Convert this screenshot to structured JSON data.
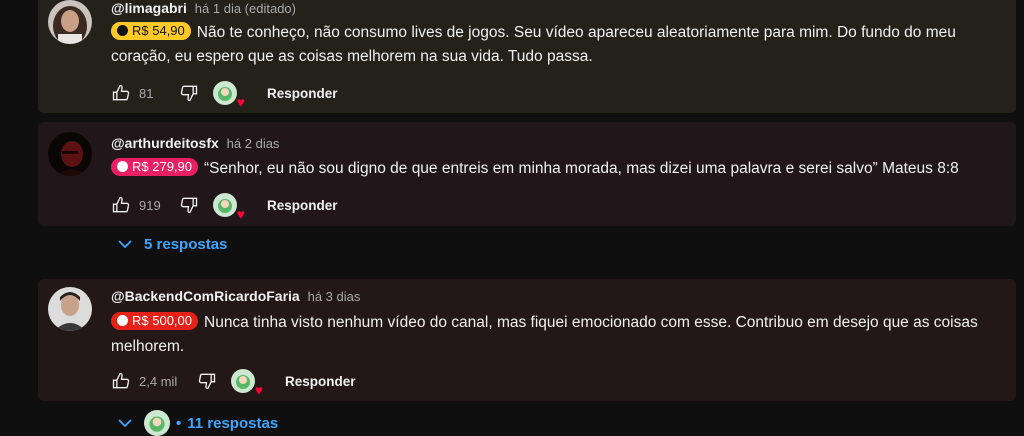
{
  "comments": [
    {
      "handle": "@limagabri",
      "time": "há 1 dia (editado)",
      "amount": "R$ 54,90",
      "text": "Não te conheço, não consumo lives de jogos. Seu vídeo apareceu aleatoriamente para mim. Do fundo do meu coração, eu espero que as coisas melhorem na sua vida. Tudo passa.",
      "likes": "81",
      "reply_label": "Responder",
      "badge_color": "#ffca28",
      "avatar_color": "#5a4e48"
    },
    {
      "handle": "@arthurdeitosfx",
      "time": "há 2 dias",
      "amount": "R$ 279,90",
      "text": "“Senhor, eu não sou digno de que entreis em minha morada, mas dizei uma palavra e serei salvo” Mateus 8:8",
      "likes": "919",
      "reply_label": "Responder",
      "replies_label": "5 respostas",
      "badge_color": "#e91e63",
      "avatar_color": "#2a0c0c"
    },
    {
      "handle": "@BackendComRicardoFaria",
      "time": "há 3 dias",
      "amount": "R$ 500,00",
      "text": "Nunca tinha visto nenhum vídeo do canal, mas fiquei emocionado com esse. Contribuo em desejo que as coisas melhorem.",
      "likes": "2,4 mil",
      "reply_label": "Responder",
      "replies_label": "11 respostas",
      "badge_color": "#e62117",
      "avatar_color": "#d7d7d7"
    }
  ],
  "icons": {
    "like": "thumb-up-icon",
    "dislike": "thumb-down-icon",
    "creator_heart": "creator-heart-icon",
    "expand": "chevron-down-icon"
  }
}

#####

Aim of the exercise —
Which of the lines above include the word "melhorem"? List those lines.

Result —
      "text": "Não te conheço, não consumo lives de jogos. Seu vídeo apareceu aleatoriamente para mim. Do fundo do meu coração, eu espero que as coisas melhorem na sua vida. Tudo passa.",
      "text": "Nunca tinha visto nenhum vídeo do canal, mas fiquei emocionado com esse. Contribuo em desejo que as coisas melhorem.",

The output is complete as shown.